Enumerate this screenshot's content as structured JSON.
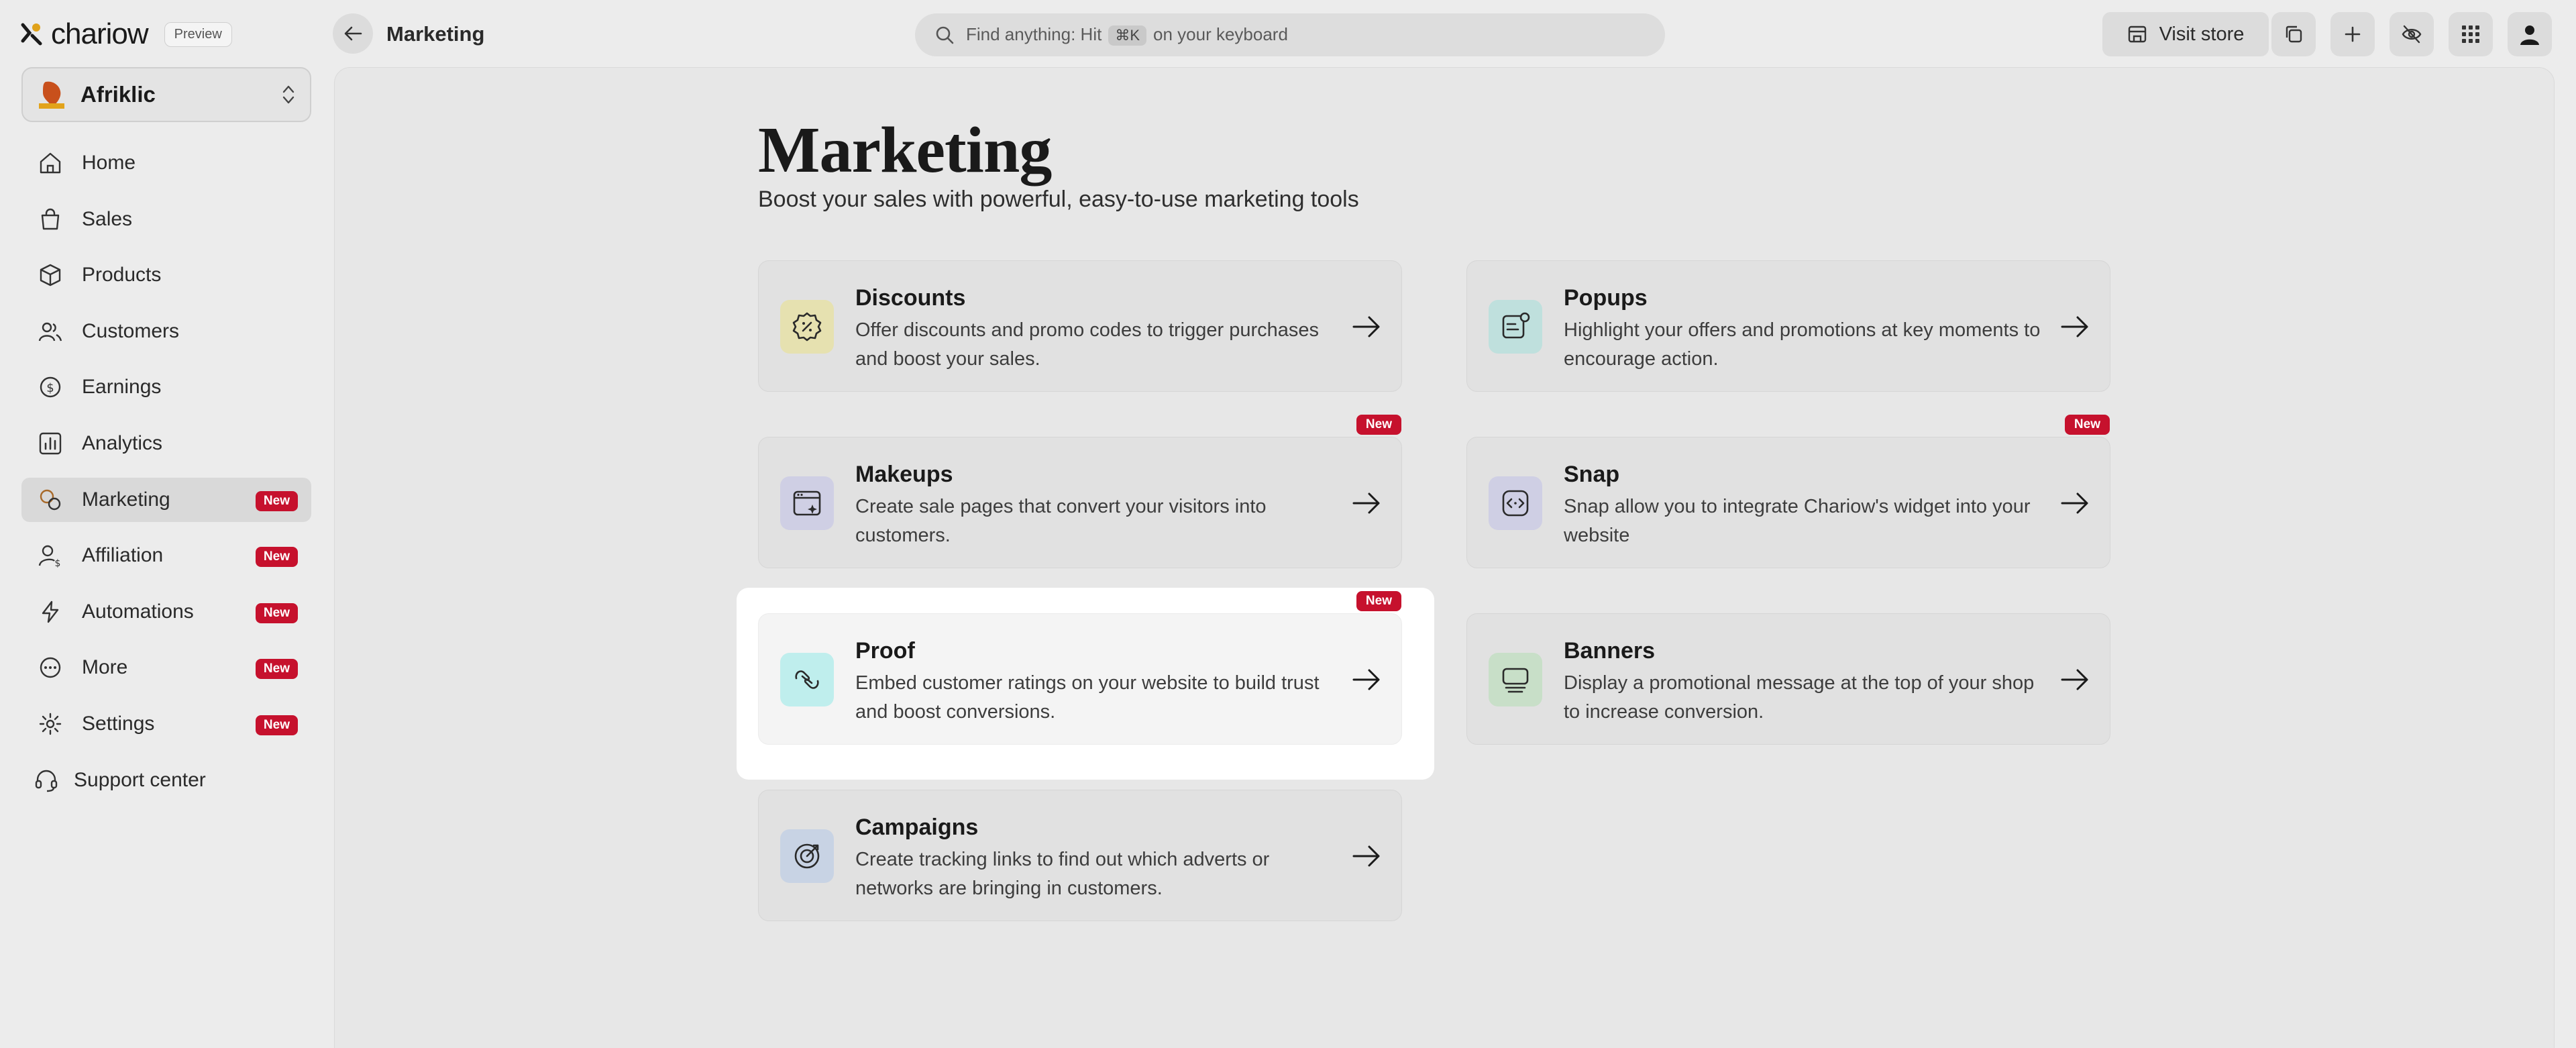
{
  "app": {
    "logo_text": "chariow",
    "preview_label": "Preview",
    "page_crumb": "Marketing"
  },
  "search": {
    "prefix": "Find anything: Hit",
    "shortcut": "⌘K",
    "suffix": "on your keyboard"
  },
  "topbar": {
    "visit_store_label": "Visit store",
    "icons": [
      "copy-icon",
      "plus-icon",
      "eye-off-icon",
      "grid-apps-icon",
      "user-avatar-icon"
    ]
  },
  "store": {
    "name": "Afriklic"
  },
  "nav": {
    "items": [
      {
        "label": "Home",
        "icon": "home-icon",
        "badge": ""
      },
      {
        "label": "Sales",
        "icon": "shopping-bag-icon",
        "badge": ""
      },
      {
        "label": "Products",
        "icon": "box-icon",
        "badge": ""
      },
      {
        "label": "Customers",
        "icon": "users-icon",
        "badge": ""
      },
      {
        "label": "Earnings",
        "icon": "coins-icon",
        "badge": ""
      },
      {
        "label": "Analytics",
        "icon": "bar-chart-icon",
        "badge": ""
      },
      {
        "label": "Marketing",
        "icon": "megaphone-icon",
        "badge": "New",
        "active": true
      },
      {
        "label": "Affiliation",
        "icon": "user-dollar-icon",
        "badge": "New"
      },
      {
        "label": "Automations",
        "icon": "bolt-icon",
        "badge": "New"
      },
      {
        "label": "More",
        "icon": "circle-dots-icon",
        "badge": "New"
      },
      {
        "label": "Settings",
        "icon": "gear-icon",
        "badge": "New"
      }
    ],
    "support_label": "Support center"
  },
  "main": {
    "title": "Marketing",
    "subtitle": "Boost your sales with powerful, easy-to-use marketing tools",
    "cards": [
      {
        "title": "Discounts",
        "desc": "Offer discounts and promo codes to trigger purchases and boost your sales.",
        "badge": "",
        "icon": "badge-percent-icon",
        "color": "#e6e1b0"
      },
      {
        "title": "Popups",
        "desc": "Highlight your offers and promotions at key moments to encourage action.",
        "badge": "",
        "icon": "popup-message-icon",
        "color": "#bfe0dd"
      },
      {
        "title": "Makeups",
        "desc": "Create sale pages that convert your visitors into customers.",
        "badge": "New",
        "icon": "browser-sparkle-icon",
        "color": "#cfcfe4"
      },
      {
        "title": "Snap",
        "desc": "Snap allow you to integrate Chariow's widget into your website",
        "badge": "New",
        "icon": "code-widget-icon",
        "color": "#cfcfe4"
      },
      {
        "title": "Proof",
        "desc": "Embed customer ratings on your website to build trust and boost conversions.",
        "badge": "New",
        "icon": "handshake-icon",
        "color": "#bfeeed"
      },
      {
        "title": "Banners",
        "desc": "Display a promotional message at the top of your shop to increase conversion.",
        "badge": "",
        "icon": "banner-icon",
        "color": "#c8dfc8"
      },
      {
        "title": "Campaigns",
        "desc": "Create tracking links to find out which adverts or networks are bringing in customers.",
        "badge": "",
        "icon": "target-icon",
        "color": "#c8d3e4"
      }
    ]
  },
  "colors": {
    "badge_red": "#c6112d",
    "background": "#ececec",
    "panel": "#e7e7e7",
    "card": "#e1e1e1"
  }
}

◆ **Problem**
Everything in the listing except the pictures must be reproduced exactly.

◆ **Problem solution**
Enumerate this screenshot's content as structured JSON.
{
  "app": {
    "logo_text": "chariow",
    "preview_label": "Preview",
    "page_crumb": "Marketing"
  },
  "search": {
    "prefix": "Find anything: Hit",
    "shortcut": "⌘K",
    "suffix": "on your keyboard"
  },
  "topbar": {
    "visit_store_label": "Visit store",
    "icons": [
      "copy-icon",
      "plus-icon",
      "eye-off-icon",
      "grid-apps-icon",
      "user-avatar-icon"
    ]
  },
  "store": {
    "name": "Afriklic"
  },
  "nav": {
    "items": [
      {
        "label": "Home",
        "icon": "home-icon",
        "badge": ""
      },
      {
        "label": "Sales",
        "icon": "shopping-bag-icon",
        "badge": ""
      },
      {
        "label": "Products",
        "icon": "box-icon",
        "badge": ""
      },
      {
        "label": "Customers",
        "icon": "users-icon",
        "badge": ""
      },
      {
        "label": "Earnings",
        "icon": "coins-icon",
        "badge": ""
      },
      {
        "label": "Analytics",
        "icon": "bar-chart-icon",
        "badge": ""
      },
      {
        "label": "Marketing",
        "icon": "megaphone-icon",
        "badge": "New",
        "active": true
      },
      {
        "label": "Affiliation",
        "icon": "user-dollar-icon",
        "badge": "New"
      },
      {
        "label": "Automations",
        "icon": "bolt-icon",
        "badge": "New"
      },
      {
        "label": "More",
        "icon": "circle-dots-icon",
        "badge": "New"
      },
      {
        "label": "Settings",
        "icon": "gear-icon",
        "badge": "New"
      }
    ],
    "support_label": "Support center"
  },
  "main": {
    "title": "Marketing",
    "subtitle": "Boost your sales with powerful, easy-to-use marketing tools",
    "cards": [
      {
        "title": "Discounts",
        "desc": "Offer discounts and promo codes to trigger purchases and boost your sales.",
        "badge": "",
        "icon": "badge-percent-icon",
        "color": "#e6e1b0"
      },
      {
        "title": "Popups",
        "desc": "Highlight your offers and promotions at key moments to encourage action.",
        "badge": "",
        "icon": "popup-message-icon",
        "color": "#bfe0dd"
      },
      {
        "title": "Makeups",
        "desc": "Create sale pages that convert your visitors into customers.",
        "badge": "New",
        "icon": "browser-sparkle-icon",
        "color": "#cfcfe4"
      },
      {
        "title": "Snap",
        "desc": "Snap allow you to integrate Chariow's widget into your website",
        "badge": "New",
        "icon": "code-widget-icon",
        "color": "#cfcfe4"
      },
      {
        "title": "Proof",
        "desc": "Embed customer ratings on your website to build trust and boost conversions.",
        "badge": "New",
        "icon": "handshake-icon",
        "color": "#bfeeed"
      },
      {
        "title": "Banners",
        "desc": "Display a promotional message at the top of your shop to increase conversion.",
        "badge": "",
        "icon": "banner-icon",
        "color": "#c8dfc8"
      },
      {
        "title": "Campaigns",
        "desc": "Create tracking links to find out which adverts or networks are bringing in customers.",
        "badge": "",
        "icon": "target-icon",
        "color": "#c8d3e4"
      }
    ]
  },
  "colors": {
    "badge_red": "#c6112d",
    "background": "#ececec",
    "panel": "#e7e7e7",
    "card": "#e1e1e1"
  }
}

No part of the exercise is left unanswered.